Through this process identify & Research your top 10 Target Companies. Learn all you can about their corporate culture, entry-level roles, structure and hiring process. Learn about their products as well as the company’s recent success and challenges. Then research who you know in each of your 10 Target Companies. Utilize your alumni network and LinkedIn to find connections. Build your “prospect list” and schedule informational interviews. Your contacts may be more willing to meet this time of year when work is slower for them as well. They will have invaluable insight into your Target Companies and how best to apply for positions when they open up. Quick Tip: Follow each of your 10 Target Companies on LinkedIn. It demonstrate your interest in their organization and you will get news and event updates via LinkedIn.
Finally, set a goal and make a schedule! Plan to have 5 informational interviews by January 16th, 2017. Schedule time each day for RR&R. If you do you will be ready to start your search in earnest by the 16th, just as companies are considering what positions they need to hire for. We will be there too, look for Part II of this article on Monday January 16th!

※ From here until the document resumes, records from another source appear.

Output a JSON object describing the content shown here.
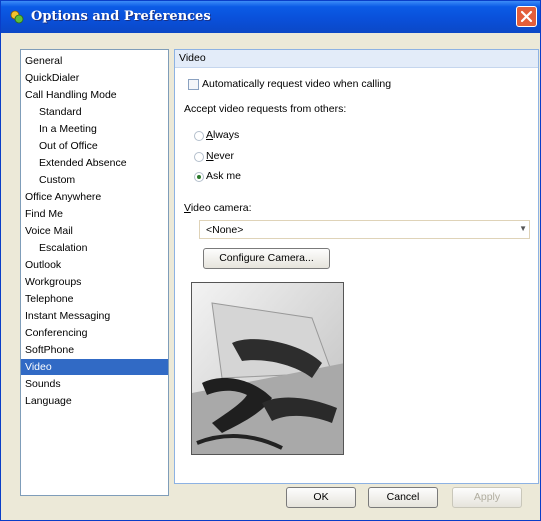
{
  "window": {
    "title": "Options and Preferences"
  },
  "nav": {
    "items": [
      {
        "label": "General",
        "indent": false
      },
      {
        "label": "QuickDialer",
        "indent": false
      },
      {
        "label": "Call Handling Mode",
        "indent": false
      },
      {
        "label": "Standard",
        "indent": true
      },
      {
        "label": "In a Meeting",
        "indent": true
      },
      {
        "label": "Out of Office",
        "indent": true
      },
      {
        "label": "Extended Absence",
        "indent": true
      },
      {
        "label": "Custom",
        "indent": true
      },
      {
        "label": "Office Anywhere",
        "indent": false
      },
      {
        "label": "Find Me",
        "indent": false
      },
      {
        "label": "Voice Mail",
        "indent": false
      },
      {
        "label": "Escalation",
        "indent": true
      },
      {
        "label": "Outlook",
        "indent": false
      },
      {
        "label": "Workgroups",
        "indent": false
      },
      {
        "label": "Telephone",
        "indent": false
      },
      {
        "label": "Instant Messaging",
        "indent": false
      },
      {
        "label": "Conferencing",
        "indent": false
      },
      {
        "label": "SoftPhone",
        "indent": false
      },
      {
        "label": "Video",
        "indent": false,
        "selected": true
      },
      {
        "label": "Sounds",
        "indent": false
      },
      {
        "label": "Language",
        "indent": false
      }
    ]
  },
  "panel": {
    "title": "Video",
    "auto_request_label": "Automatically request video when calling",
    "auto_request_checked": false,
    "accept_label": "Accept video requests from others:",
    "options": [
      {
        "label": "Always",
        "checked": false
      },
      {
        "label": "Never",
        "checked": false
      },
      {
        "label": "Ask me",
        "checked": true
      }
    ],
    "camera_label": "Video camera:",
    "camera_value": "<None>",
    "configure_label": "Configure Camera..."
  },
  "footer": {
    "ok_label": "OK",
    "cancel_label": "Cancel",
    "apply_label": "Apply"
  },
  "colors": {
    "title_blue": "#0a4fd8",
    "selection": "#316ac5",
    "panel_header": "#e3ecf9"
  }
}
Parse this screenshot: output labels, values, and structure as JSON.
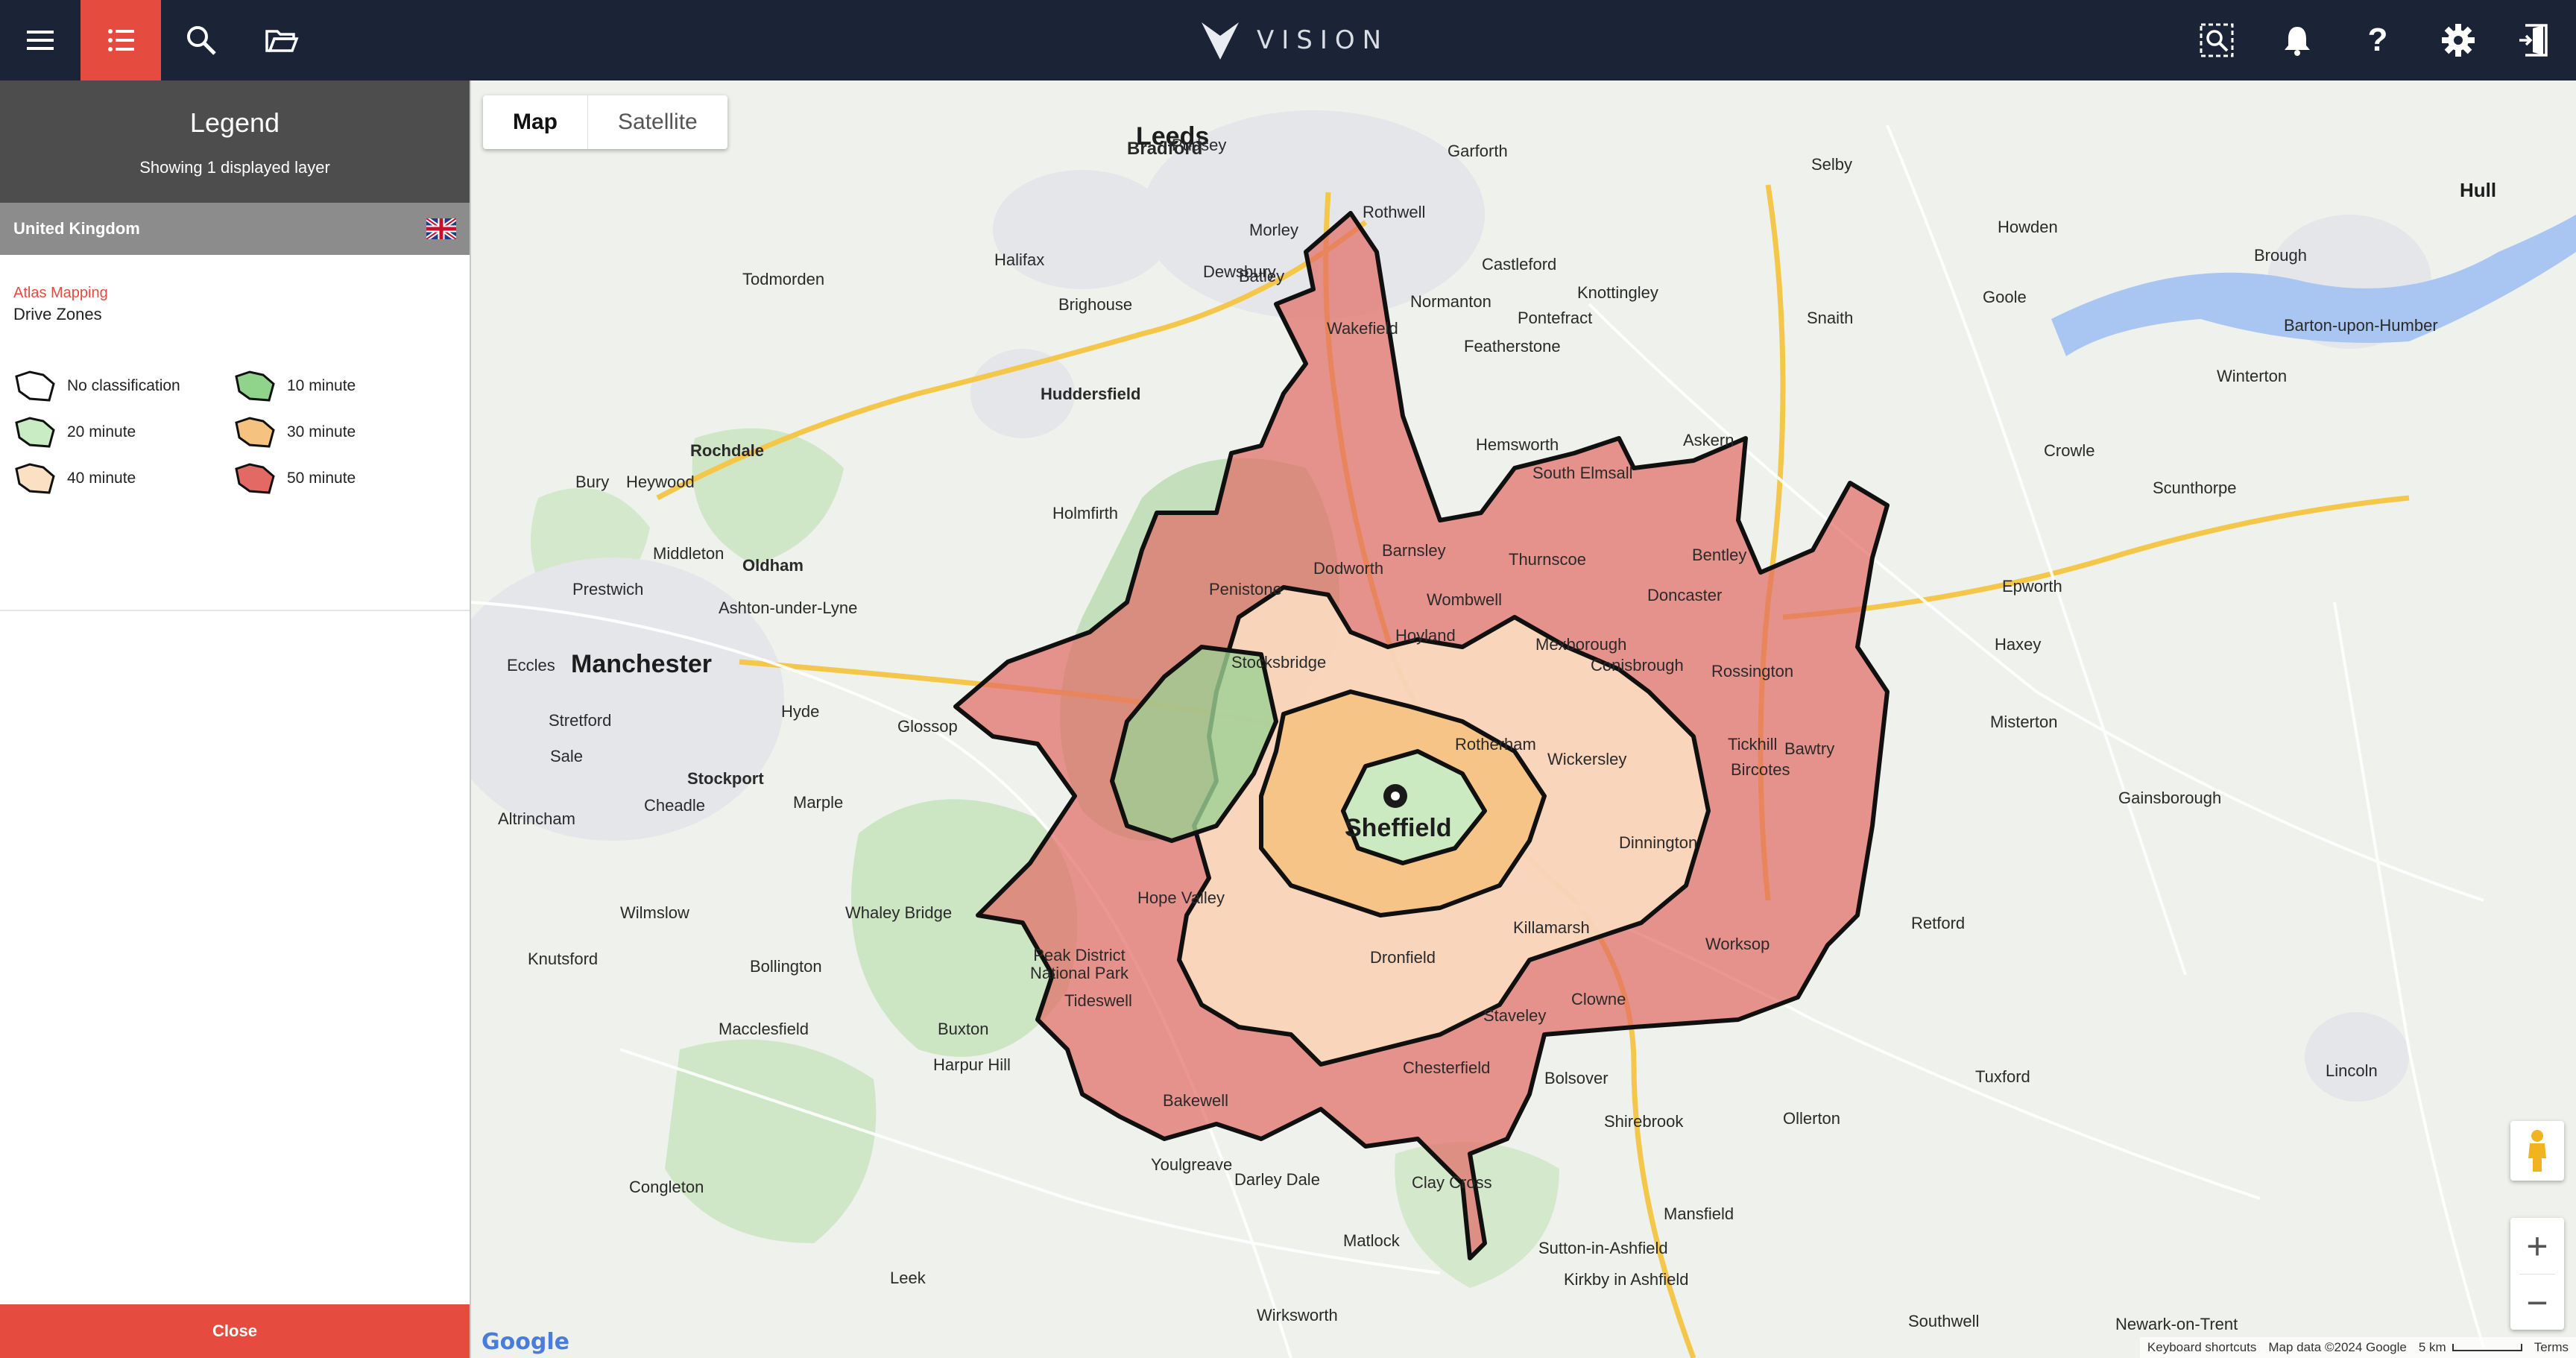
{
  "app": {
    "brand": "VISION"
  },
  "topbar": {
    "left_icons": [
      "menu-icon",
      "list-icon",
      "search-icon",
      "folder-open-icon"
    ],
    "right_icons": [
      "area-search-icon",
      "bell-icon",
      "help-icon",
      "gear-icon",
      "logout-icon"
    ],
    "help_glyph": "?"
  },
  "legend": {
    "title": "Legend",
    "subtitle": "Showing 1 displayed layer",
    "country": "United Kingdom",
    "layer_source": "Atlas Mapping",
    "layer_name": "Drive Zones",
    "items": [
      {
        "label": "No classification",
        "color": "#ffffff"
      },
      {
        "label": "10 minute",
        "color": "#8fd48a"
      },
      {
        "label": "20 minute",
        "color": "#c9ecc4"
      },
      {
        "label": "30 minute",
        "color": "#f5c27f"
      },
      {
        "label": "40 minute",
        "color": "#fbe0c4"
      },
      {
        "label": "50 minute",
        "color": "#e36a64"
      }
    ],
    "close_label": "Close"
  },
  "map": {
    "type_buttons": {
      "map": "Map",
      "satellite": "Satellite"
    },
    "zoom_in": "+",
    "zoom_out": "−",
    "google": "Google",
    "attribution": {
      "shortcuts": "Keyboard shortcuts",
      "data": "Map data ©2024 Google",
      "scale": "5 km",
      "terms": "Terms"
    },
    "labels": {
      "leeds": "Leeds",
      "manchester": "Manchester",
      "sheffield": "Sheffield",
      "hull": "Hull",
      "bradford": "Bradford",
      "huddersfield": "Huddersfield",
      "wakefield": "Wakefield",
      "barnsley": "Barnsley",
      "rotherham": "Rotherham",
      "doncaster": "Doncaster",
      "chesterfield": "Chesterfield",
      "stockport": "Stockport",
      "oldham": "Oldham",
      "rochdale": "Rochdale",
      "mansfield": "Mansfield",
      "worksop": "Worksop",
      "matlock": "Matlock",
      "macclesfield": "Macclesfield",
      "buxton": "Buxton",
      "glossop": "Glossop",
      "hope_valley": "Hope Valley",
      "peak_district": "Peak District National Park",
      "retford": "Retford",
      "gainsborough": "Gainsborough",
      "lincoln": "Lincoln",
      "scunthorpe": "Scunthorpe",
      "goole": "Goole",
      "selby": "Selby",
      "castleford": "Castleford",
      "pontefract": "Pontefract",
      "dewsbury": "Dewsbury",
      "halifax": "Halifax",
      "penistone": "Penistone",
      "mexborough": "Mexborough",
      "dronfield": "Dronfield",
      "bakewell": "Bakewell",
      "bolsover": "Bolsover",
      "staveley": "Staveley",
      "clowne": "Clowne",
      "killamarsh": "Killamarsh",
      "tickhill": "Tickhill",
      "bircotes": "Bircotes",
      "rossington": "Rossington",
      "wombwell": "Wombwell",
      "hoyland": "Hoyland",
      "stocksbridge": "Stocksbridge",
      "thurnscoe": "Thurnscoe",
      "holmfirth": "Holmfirth",
      "marple": "Marple",
      "hyde": "Hyde",
      "cheadle": "Cheadle",
      "wilmslow": "Wilmslow",
      "whaley_bridge": "Whaley Bridge",
      "tideswell": "Tideswell",
      "darley_dale": "Darley Dale",
      "clay_cross": "Clay Cross",
      "shirebrook": "Shirebrook",
      "ollerton": "Ollerton",
      "tuxford": "Tuxford",
      "newark": "Newark-on-Trent",
      "southwell": "Southwell",
      "crowle": "Crowle",
      "epworth": "Epworth",
      "misterton": "Misterton",
      "knottingley": "Knottingley",
      "featherstone": "Featherstone",
      "hemsworth": "Hemsworth",
      "south_elmsall": "South Elmsall",
      "askern": "Askern",
      "bentley": "Bentley",
      "barton": "Barton-upon-Humber",
      "brough": "Brough",
      "howden": "Howden",
      "snaith": "Snaith",
      "winterton": "Winterton",
      "haxey": "Haxey",
      "bawtry": "Bawtry",
      "dinnington": "Dinnington",
      "wickersley": "Wickersley",
      "conisbrough": "Conisbrough",
      "dodworth": "Dodworth",
      "ashton": "Ashton-under-Lyne",
      "eccles": "Eccles",
      "stretford": "Stretford",
      "sale": "Sale",
      "altrincham": "Altrincham",
      "knutsford": "Knutsford",
      "congleton": "Congleton",
      "leek": "Leek",
      "bollington": "Bollington",
      "harpur_hill": "Harpur Hill",
      "youlgreave": "Youlgreave",
      "wirksworth": "Wirksworth",
      "sutton_in_ashfield": "Sutton-in-Ashfield",
      "kirkby": "Kirkby in Ashfield",
      "bury": "Bury",
      "heywood": "Heywood",
      "middleton": "Middleton",
      "prestwich": "Prestwich",
      "todmorden": "Todmorden",
      "brighouse": "Brighouse",
      "batley": "Batley",
      "morley": "Morley",
      "pudsey": "Pudsey",
      "garforth": "Garforth",
      "rothwell": "Rothwell",
      "normanton": "Normanton"
    }
  }
}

For college seniors heading back to school after winter break, their final semester means many things. They have capstone classes, final gatherings, and upcoming graduation ceremonies to anticipate. But for many it also means they can no longer put off trying to answer the dreaded “What are you going to do after graduation?” question. Parents are pushing, friends are curious, and even strangers seem to ask when they find they are in the midst a final semester senior.
As a career coach focused on helping college students launch their careers, I see how stressed these seniors are, and how little support they receive as they try to find the right career for them. Beyond the typical professions such as law, medicine, marketing, teaching, and engineering, most students don’t really know what options are out there.

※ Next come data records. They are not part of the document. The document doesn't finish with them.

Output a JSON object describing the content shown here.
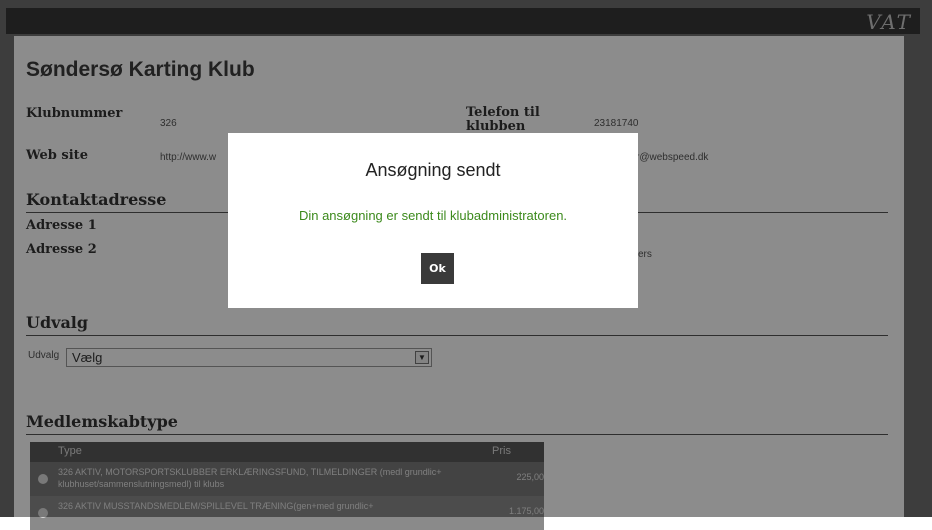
{
  "header": {
    "logo": "VAT"
  },
  "club": {
    "name": "Søndersø Karting Klub",
    "fields": {
      "klubnummer_label": "Klubnummer",
      "klubnummer_value": "326",
      "telefon_label": "Telefon til klubben",
      "telefon_value": "23181740",
      "website_label": "Web site",
      "website_value": "http://www.w",
      "email_value": "r@webspeed.dk"
    }
  },
  "contact": {
    "heading": "Kontaktadresse",
    "adresse1_label": "Adresse 1",
    "adresse2_label": "Adresse 2",
    "right_value": "ers"
  },
  "udvalg": {
    "heading": "Udvalg",
    "select_label": "Udvalg",
    "select_value": "Vælg"
  },
  "membership": {
    "heading": "Medlemskabtype",
    "columns": [
      "Type",
      "Pris"
    ],
    "rows": [
      {
        "name": "326 AKTIV, MOTORSPORTSKLUBBER ERKLÆRINGSFUND, TILMELDINGER (medl grundlic+ klubhuset/sammenslutningsmedl) til klubs",
        "price": "225,00"
      },
      {
        "name": "326 AKTIV MUSSTANDSMEDLEM/SPILLEVEL TRÆNING(gen+med grundlic+",
        "price": "1.175,00"
      }
    ]
  },
  "modal": {
    "title": "Ansøgning sendt",
    "message": "Din ansøgning er sendt til klubadministratoren.",
    "ok_label": "Ok"
  },
  "colors": {
    "success_text": "#3c8a1c",
    "overlay": "rgba(0,0,0,0.45)",
    "button_bg": "#3a3a3a"
  }
}
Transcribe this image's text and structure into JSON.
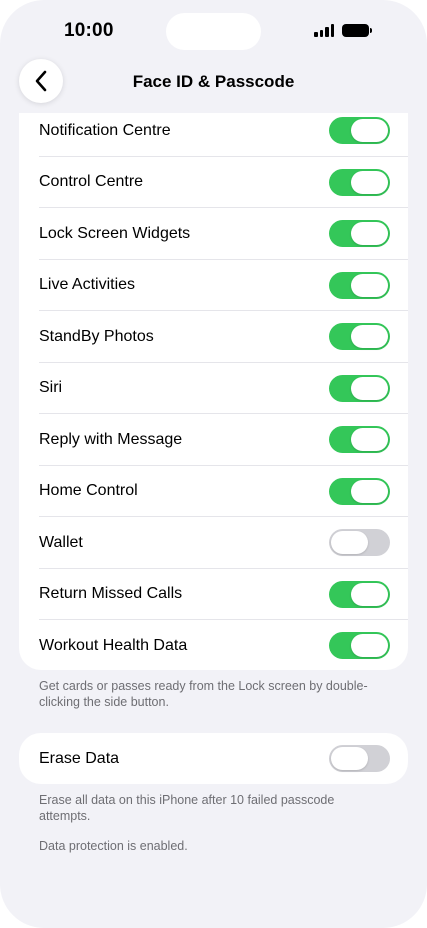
{
  "status_bar": {
    "time": "10:00"
  },
  "nav": {
    "title": "Face ID & Passcode",
    "back_icon": "chevron-left-icon"
  },
  "lock_access": {
    "rows": [
      {
        "label": "Notification Centre",
        "on": true
      },
      {
        "label": "Control Centre",
        "on": true
      },
      {
        "label": "Lock Screen Widgets",
        "on": true
      },
      {
        "label": "Live Activities",
        "on": true
      },
      {
        "label": "StandBy Photos",
        "on": true
      },
      {
        "label": "Siri",
        "on": true
      },
      {
        "label": "Reply with Message",
        "on": true
      },
      {
        "label": "Home Control",
        "on": true
      },
      {
        "label": "Wallet",
        "on": false
      },
      {
        "label": "Return Missed Calls",
        "on": true
      },
      {
        "label": "Workout Health Data",
        "on": true
      }
    ],
    "footer": "Get cards or passes ready from the Lock screen by double-clicking the side button."
  },
  "erase": {
    "label": "Erase Data",
    "on": false,
    "footer": "Erase all data on this iPhone after 10 failed passcode attempts.",
    "footer2": "Data protection is enabled."
  },
  "colors": {
    "toggle_on": "#34c759",
    "toggle_off": "#d1d1d6",
    "background": "#f2f2f7"
  }
}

Even if they do know “what they want to be when they grow up”, the reality is they are facing an improving but still challenging entry-level job market. The Class of 2016 can expect a tough time landing a well paying gig where they can put their hard earned (and often expensive) degree to work. Studies by the New York Fed and Accenture show that 44-49% of recent college graduates are working part-time or in a job that does not require a college degree. That’s not what many seniors, or their parents, are expecting come graduation.
I think we often forget that your first job is can be the hardest to land. You don’t have a long resume with experience to rely on. You don’t have former colleagues to recommend you. You don’t have industry connections to give you the inside track. And you probably haven’t done much interviewing.

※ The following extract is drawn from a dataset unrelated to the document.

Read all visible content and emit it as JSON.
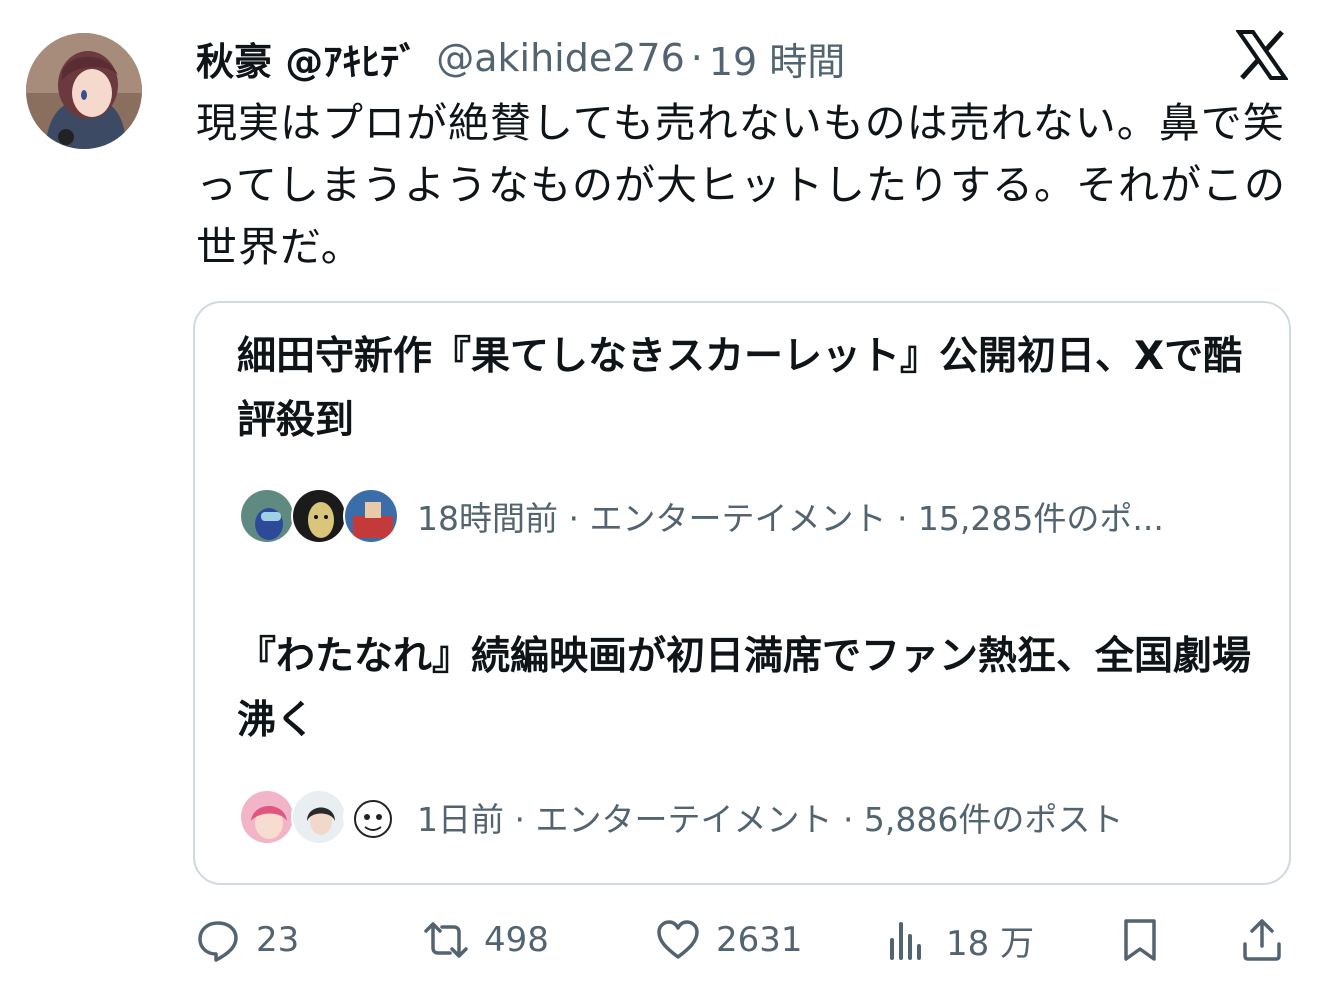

So I want to encourage us all to rephrase the question. Next time you talk with a college senior, instead of asking them what they are going to do after graduation and putting the pressure on them, try a different approach.
- What are you interested in?
- What are you really good at? Have you ever considered…?
- Can I tell you about my work?
- Tell me more about what fields you are interested in. Can I help connect you with someone in that field for an informational interview?
- Would you like to come shadow me at work for a day?
- Is there a particular company you are targeting? Can I help you find a connection there?
Edina is full of professionals with successful careers. Many of us are in a position to lend a helping hand to these seniors as they find their way in the working world. If a senior reaches out to find out more about your job, company, or industry, be responsive and share your wisdom, connections, and insight. Better yet, go out of your way to offer to help.